Exercise details: The required answer is the count of lines in the records that contain "naar", with no other text.

====== Data under study

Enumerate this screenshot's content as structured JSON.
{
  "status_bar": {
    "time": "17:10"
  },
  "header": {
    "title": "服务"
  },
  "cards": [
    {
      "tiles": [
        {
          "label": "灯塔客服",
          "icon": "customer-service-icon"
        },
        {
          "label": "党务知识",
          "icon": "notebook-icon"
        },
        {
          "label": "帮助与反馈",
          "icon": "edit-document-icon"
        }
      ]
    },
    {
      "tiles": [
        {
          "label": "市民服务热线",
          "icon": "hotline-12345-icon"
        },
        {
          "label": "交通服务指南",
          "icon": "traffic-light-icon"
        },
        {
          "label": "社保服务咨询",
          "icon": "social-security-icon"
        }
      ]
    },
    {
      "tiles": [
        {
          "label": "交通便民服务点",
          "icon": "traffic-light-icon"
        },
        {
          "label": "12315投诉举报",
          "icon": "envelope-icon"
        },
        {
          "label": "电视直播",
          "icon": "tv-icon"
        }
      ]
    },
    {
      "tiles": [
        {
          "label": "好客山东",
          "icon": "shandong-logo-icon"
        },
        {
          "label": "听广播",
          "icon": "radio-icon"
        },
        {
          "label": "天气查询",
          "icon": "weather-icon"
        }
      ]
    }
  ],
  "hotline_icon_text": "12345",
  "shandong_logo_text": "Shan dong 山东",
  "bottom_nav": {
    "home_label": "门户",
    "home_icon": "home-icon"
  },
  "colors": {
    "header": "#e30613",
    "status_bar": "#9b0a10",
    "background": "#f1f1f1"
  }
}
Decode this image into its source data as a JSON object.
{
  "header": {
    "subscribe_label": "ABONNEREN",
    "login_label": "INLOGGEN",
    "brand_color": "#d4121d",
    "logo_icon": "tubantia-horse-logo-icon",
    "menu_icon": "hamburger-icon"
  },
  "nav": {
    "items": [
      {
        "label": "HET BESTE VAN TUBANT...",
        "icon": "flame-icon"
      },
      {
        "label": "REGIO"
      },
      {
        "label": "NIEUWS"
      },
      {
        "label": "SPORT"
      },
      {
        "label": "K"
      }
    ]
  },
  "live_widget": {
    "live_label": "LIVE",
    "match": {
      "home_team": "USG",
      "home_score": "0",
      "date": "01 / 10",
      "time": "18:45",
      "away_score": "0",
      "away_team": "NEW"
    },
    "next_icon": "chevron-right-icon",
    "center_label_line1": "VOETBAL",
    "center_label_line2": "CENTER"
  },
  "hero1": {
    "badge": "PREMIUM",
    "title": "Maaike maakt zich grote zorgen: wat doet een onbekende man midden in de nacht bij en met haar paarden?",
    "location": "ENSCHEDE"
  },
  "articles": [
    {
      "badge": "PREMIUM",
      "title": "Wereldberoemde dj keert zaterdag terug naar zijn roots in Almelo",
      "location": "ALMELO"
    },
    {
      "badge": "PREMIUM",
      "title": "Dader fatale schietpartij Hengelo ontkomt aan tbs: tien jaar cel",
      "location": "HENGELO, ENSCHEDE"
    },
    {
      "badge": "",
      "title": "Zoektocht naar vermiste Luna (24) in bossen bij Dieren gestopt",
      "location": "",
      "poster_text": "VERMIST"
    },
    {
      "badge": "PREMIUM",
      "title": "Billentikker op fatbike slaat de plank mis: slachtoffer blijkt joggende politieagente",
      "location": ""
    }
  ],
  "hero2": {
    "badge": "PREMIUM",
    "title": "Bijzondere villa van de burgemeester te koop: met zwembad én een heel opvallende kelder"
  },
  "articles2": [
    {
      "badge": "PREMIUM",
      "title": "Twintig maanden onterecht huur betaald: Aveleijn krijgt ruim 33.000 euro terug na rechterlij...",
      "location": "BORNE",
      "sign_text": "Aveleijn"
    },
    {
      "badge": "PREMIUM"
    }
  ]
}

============

Reply: 2